Memoirs of Motherhood: The Momoir. Lesson One in Writing Yours
Hello, writers. It's a delight to be here at cafemom. Ready to write those memoirs about motherhood? A momoir, you say? I bet you are. So let's get to work.
Let me begin by saying that I believe that everyone has a story to tell.
Everyone. And then let me add that the foremost barrier between you and getting your story done is your desire to tell us too much too soon.
I've been teaching memoir for fourteen years, and I start every new class by saying that memoir is about territory, and that you must stake out yours. Despite the way it feels some days, with all the demands on a mother's time and space, you actually have your very own territory, and it's uniquely yours. I know it's hard to picture when you're a mom, but you do, and it is that very territory we are after when we read your work.
So let's define that territory. Let's walk its borders. It's smaller than you think, which is a good thing, considering all the other huge jobs you have every day.
When writing memoir, we define the territory as an area of expertise. You have many areas of expertise. You are someone's daughter. You are someone's mother. Maybe you are someone's wife or partner, and share the parenting role. Perhaps you also work outside the home, or, like me, at home. Maybe you are a sister, or a caregiver to an aging parent. These are your areas of expertise. And what's lovely for me about teaching at cafemom is that unlike in my on-site classes, where few people's areas of expertise overlap, here we are all moms. How fabulous. Even better is this: Despite that shared territory, each of us has unique experiences within that common place of motherhood. So each of us has our own story to tell.

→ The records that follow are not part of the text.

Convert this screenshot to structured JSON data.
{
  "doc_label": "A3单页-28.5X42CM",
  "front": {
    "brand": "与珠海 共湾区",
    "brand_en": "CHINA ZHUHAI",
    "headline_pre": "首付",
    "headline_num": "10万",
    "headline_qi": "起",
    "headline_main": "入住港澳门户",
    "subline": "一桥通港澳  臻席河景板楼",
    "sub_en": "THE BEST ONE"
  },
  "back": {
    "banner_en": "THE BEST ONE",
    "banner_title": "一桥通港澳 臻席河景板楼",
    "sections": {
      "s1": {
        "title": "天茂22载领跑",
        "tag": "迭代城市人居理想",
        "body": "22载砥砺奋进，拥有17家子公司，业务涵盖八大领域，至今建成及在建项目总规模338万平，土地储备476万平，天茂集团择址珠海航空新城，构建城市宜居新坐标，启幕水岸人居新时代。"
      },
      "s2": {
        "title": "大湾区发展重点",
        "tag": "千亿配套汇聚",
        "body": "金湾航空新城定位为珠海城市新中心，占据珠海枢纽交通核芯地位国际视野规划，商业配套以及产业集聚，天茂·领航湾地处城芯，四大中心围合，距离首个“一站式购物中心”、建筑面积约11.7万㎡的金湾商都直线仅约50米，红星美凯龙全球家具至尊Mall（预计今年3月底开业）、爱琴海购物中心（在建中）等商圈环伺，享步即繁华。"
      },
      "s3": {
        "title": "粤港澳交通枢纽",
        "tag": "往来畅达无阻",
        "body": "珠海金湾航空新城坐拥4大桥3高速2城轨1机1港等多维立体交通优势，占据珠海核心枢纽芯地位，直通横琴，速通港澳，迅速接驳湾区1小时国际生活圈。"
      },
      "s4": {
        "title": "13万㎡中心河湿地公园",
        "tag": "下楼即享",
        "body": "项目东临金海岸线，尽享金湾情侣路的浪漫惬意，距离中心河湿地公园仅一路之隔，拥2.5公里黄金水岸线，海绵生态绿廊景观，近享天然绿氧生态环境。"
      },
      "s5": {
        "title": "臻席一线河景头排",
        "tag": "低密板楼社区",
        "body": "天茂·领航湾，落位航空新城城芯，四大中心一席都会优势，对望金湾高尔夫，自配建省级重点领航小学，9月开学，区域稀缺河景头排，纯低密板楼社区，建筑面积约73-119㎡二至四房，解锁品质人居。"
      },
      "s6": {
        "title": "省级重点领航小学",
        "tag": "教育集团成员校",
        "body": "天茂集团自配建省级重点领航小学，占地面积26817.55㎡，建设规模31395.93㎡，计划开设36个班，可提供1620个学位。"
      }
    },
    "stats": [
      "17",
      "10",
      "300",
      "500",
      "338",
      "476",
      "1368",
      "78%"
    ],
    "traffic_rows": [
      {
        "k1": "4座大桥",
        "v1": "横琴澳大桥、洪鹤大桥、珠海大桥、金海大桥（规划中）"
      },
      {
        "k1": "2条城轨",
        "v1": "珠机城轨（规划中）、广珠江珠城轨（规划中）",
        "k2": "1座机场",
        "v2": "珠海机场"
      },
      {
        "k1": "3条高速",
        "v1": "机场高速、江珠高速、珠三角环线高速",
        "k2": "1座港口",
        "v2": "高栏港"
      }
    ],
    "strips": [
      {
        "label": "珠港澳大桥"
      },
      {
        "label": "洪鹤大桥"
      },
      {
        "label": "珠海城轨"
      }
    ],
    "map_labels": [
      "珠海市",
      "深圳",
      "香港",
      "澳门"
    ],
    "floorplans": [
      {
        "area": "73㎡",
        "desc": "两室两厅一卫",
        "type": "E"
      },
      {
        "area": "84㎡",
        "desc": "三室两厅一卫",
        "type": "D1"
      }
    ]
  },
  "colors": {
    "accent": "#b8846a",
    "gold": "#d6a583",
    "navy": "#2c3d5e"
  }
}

Maybe you are a mother to one child; perhaps you are mom to six. Maybe your child has an illness. Perhaps your private territory involves being a single parent, or the mom to a middle-schooler, or a home-schooling mother, or an on-the-sidelines-at-every-game mom, and more. Maybe several of those overlap in your life. The complexity of your life helps define the uniqueness of your memoir.
See how this goes?
Which makes this a real good place to make the distinction between autobiography and memoir. I keep this pretty simple by defining autobiography as a book-length depiction of one's entire life, and memoir as depicting a specific aspect of that life. When students arrive in my class saying they want to write "my memoirs," I'll immediately attempt to redirect that to be "a memoir."
Which is what you'll do here. And you'll do it by starting real small.
Writers get into trouble with memoir by not understanding this essential point. If you don't start small, you may be intimidated by thinking you need to write too much, or by imagining that you must write about themes that are too big.
Instead, I want you to go small -- to select one story, one tiny moment of motherhood. Let's each choose one together. I've got a million of them, and so do you.
For instance, it's September, that classic time for going back to school. Maybe you have a new school shoes tale from this year, or from years gone by, or a story about choosing school supplies on a budget; perhaps it's a nightmare parents' night or a fall sports dilemma when you've got two kids in two different games on the same night at separate schools.
That's all for this first pass at the momoir.
One sentence, or maybe two. Or a paragraph. Nothing more is required right now. What are you going to write about? Either post it here, or write it down on your own. And don't worry if you post it here, for here is another of the glorious things about memoir -- no one else can "borrow" your story, since it's uniquely yours. Even if we all chose to write about new school shoes, each tale would be as unique as your first kiss.
So here's how we'll proceed from here: Some of you will want to show your writing to us; others will want to read along but write in private; others will simply want to follow along and watch.
And while all of these are great choices, please know that you can jump in and write, ask a question, or leave a comment at any time.
In other words: Be flexible.
I know you know how. You're moms.